Seeing Optical Parametric Oscillators In A New Light
By Jof Enriquez, Follow me on Twitter @jofenriq
Stanford researchers have bucked standard guidelines to retool a formerly finicky device to shoot ultrafast light pulses useful in remote sensing and diagnostic applications.
Optical parametric oscillators (OPO) can produce light in wider wavelengths than conventional lasers. Until now, however, OPOs have been limited to labs because the ultrafast light beams and pulses they generate can easily get out of alignment.
The team at the Stanford University’s Ginzton Lab successfully addressed the delicate nature of these little-known light sources by changing the dynamics of how light is produced in the device.
First, a conventional laser is passed through a modified crystal and converted into a wavelength range that is usually inaccessible to traditional lasers. Second, the light pulses are bounced off a series of mirrors in a feedback loop, which is synchronized to the incoming laser pulses to create a strong output.
The researchers knew, though, that they then had to increase the conversion for their lab experiment to be applied in practical terms.
“We needed higher conversion efficiency to prove it was a source worth studying,” said Alireza Marandi, a staff member in the Ginzton Lab. “So we just said, ‘OK, what are the knobs we have in the lab?’ We turned one that made the mirrors reflect less light, which was against the standard guidelines, and the conversion efficiency doubled.”
Previously, increasing the power caused pulses to lengthen and the conversion efficiency to fall. Counterintuitively, the team discovered they could avoid those problems by making the mirrors less reflective.
“We were thinking about this regime based on the standard design guidelines, but the behavior we would see in the lab was different,” said Marc Jankowski, lead author of the paper and a graduate student in the Ginzton Lab. “We were seeing an improvement in performance, and we couldn’t explain it.”
In addition to decreasing the reflectivity of the mirrors, lengthening the feedback loop helped synchronize the laser pulses. This unforeseen synchronization more than doubled the bandwidth of the output, which means it can emit ultra-short light pulses in a broader span of wavelengths within the range that is difficult to access with conventional lasers.
Ultrafast light pulses produced by OPOs in the Stanford team’s new design can be as short as 18 femtoseconds, fast enough to detect the movement of distinct molecules. This paves the way for diagnostic tests to detect molecules in a person’s breath, or environmental sensors that can analyze a molecule in the air.
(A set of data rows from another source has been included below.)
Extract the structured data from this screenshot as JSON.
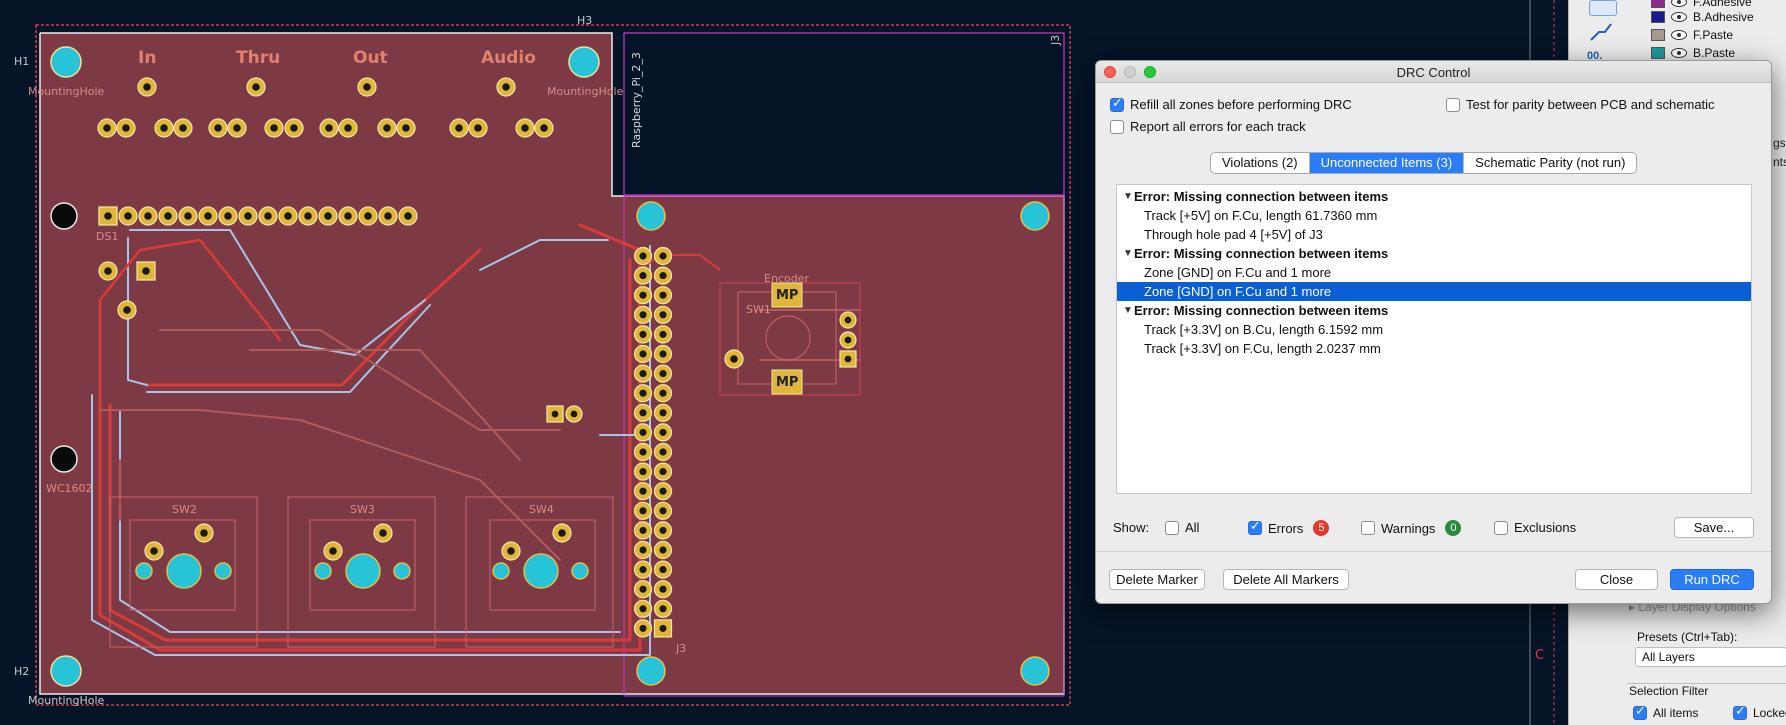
{
  "pcb": {
    "labels": {
      "h1": "H1",
      "h2": "H2",
      "h3": "H3",
      "j3_top": "J3",
      "j3_bottom": "J3",
      "mounting_hole_1": "MountingHole",
      "mounting_hole_2": "MountingHole",
      "mounting_hole_3": "MountingHole",
      "raspberry_pi": "Raspberry_Pi_2_3",
      "in": "In",
      "thru": "Thru",
      "out": "Out",
      "audio": "Audio",
      "ds1": "DS1",
      "wc1602": "WC1602",
      "sw2": "SW2",
      "sw3": "SW3",
      "sw4": "SW4",
      "sw1": "SW1",
      "encoder": "Encoder",
      "mp1": "MP",
      "mp2": "MP",
      "edge_c": "C"
    }
  },
  "layers": {
    "items": [
      {
        "name": "F.Adhesive",
        "color": "#8e2a8c"
      },
      {
        "name": "B.Adhesive",
        "color": "#1a1a8c"
      },
      {
        "name": "F.Paste",
        "color": "#a59a8d"
      },
      {
        "name": "B.Paste",
        "color": "#1f9aa1"
      }
    ],
    "side_text": [
      "gs",
      "nts"
    ],
    "layer_display_options": "Layer Display Options",
    "presets_label": "Presets (Ctrl+Tab):",
    "presets_value": "All Layers",
    "selection_filter": "Selection Filter",
    "all_items": "All items",
    "locked": "Locked"
  },
  "drc": {
    "title": "DRC Control",
    "refill_zones": "Refill all zones before performing DRC",
    "report_all_errors": "Report all errors for each track",
    "test_parity": "Test for parity between PCB and schematic",
    "tabs": [
      "Violations (2)",
      "Unconnected Items (3)",
      "Schematic Parity (not run)"
    ],
    "active_tab": 1,
    "entries": [
      {
        "error": "Error: Missing connection between items",
        "items": [
          "Track [+5V] on F.Cu, length 61.7360 mm",
          "Through hole pad 4 [+5V] of J3"
        ]
      },
      {
        "error": "Error: Missing connection between items",
        "items": [
          "Zone [GND] on F.Cu and 1 more",
          "Zone [GND] on F.Cu and 1 more"
        ]
      },
      {
        "error": "Error: Missing connection between items",
        "items": [
          "Track [+3.3V] on B.Cu, length 6.1592 mm",
          "Track [+3.3V] on F.Cu, length 2.0237 mm"
        ]
      }
    ],
    "show": {
      "label": "Show:",
      "all": "All",
      "errors": "Errors",
      "errors_count": "5",
      "errors_color": "#e5372a",
      "warnings": "Warnings",
      "warnings_count": "0",
      "warnings_color": "#2b8a3e",
      "exclusions": "Exclusions"
    },
    "buttons": {
      "save": "Save...",
      "delete_marker": "Delete Marker",
      "delete_all_markers": "Delete All Markers",
      "close": "Close",
      "run_drc": "Run DRC"
    }
  }
}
The next challenge for the Stanford researchers is to make their device more compact, possibly even small enough to fit in a chip. Their work with optical parametric oscillators proves there is more to be accomplished with existing systems if new approaches are explored.
“You talk with people who have worked with this technology for the past 50 years and they are very skeptical about its real-life applications because they think of these resonators as a very high-finesse arrangement that is hard to align and requires a lot of upkeep,” said Marandi, a co-author of the paper published recently in Physical Review Letters. “But in this regime of operation, these requirements are super-relaxed, and the source is super-reliable and doesn’t need the extensive care required by standard systems.”